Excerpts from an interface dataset
#####

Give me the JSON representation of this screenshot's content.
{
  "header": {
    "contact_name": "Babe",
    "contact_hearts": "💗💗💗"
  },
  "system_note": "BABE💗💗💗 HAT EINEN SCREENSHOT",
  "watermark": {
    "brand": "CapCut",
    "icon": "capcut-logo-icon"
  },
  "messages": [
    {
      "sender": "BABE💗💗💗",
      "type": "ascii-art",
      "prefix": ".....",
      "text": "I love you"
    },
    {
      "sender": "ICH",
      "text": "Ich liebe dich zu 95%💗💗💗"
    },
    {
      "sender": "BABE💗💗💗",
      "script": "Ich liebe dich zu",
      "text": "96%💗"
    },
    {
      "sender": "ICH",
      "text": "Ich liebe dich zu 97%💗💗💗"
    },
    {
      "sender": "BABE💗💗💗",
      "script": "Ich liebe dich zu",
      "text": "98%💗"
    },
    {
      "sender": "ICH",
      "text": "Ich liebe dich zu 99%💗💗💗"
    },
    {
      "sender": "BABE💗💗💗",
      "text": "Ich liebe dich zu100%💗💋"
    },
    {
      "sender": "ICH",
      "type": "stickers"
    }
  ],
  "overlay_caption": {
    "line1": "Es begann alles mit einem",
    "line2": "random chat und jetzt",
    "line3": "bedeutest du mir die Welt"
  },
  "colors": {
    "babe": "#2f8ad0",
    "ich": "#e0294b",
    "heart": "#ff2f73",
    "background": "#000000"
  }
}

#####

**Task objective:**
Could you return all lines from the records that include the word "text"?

**Answer space:**
      "text": "I love you"
      "text": "Ich liebe dich zu 95%💗💗💗"
      "text": "96%💗"
      "text": "Ich liebe dich zu 97%💗💗💗"
      "text": "98%💗"
      "text": "Ich liebe dich zu 99%💗💗💗"
      "text": "Ich liebe dich zu100%💗💋"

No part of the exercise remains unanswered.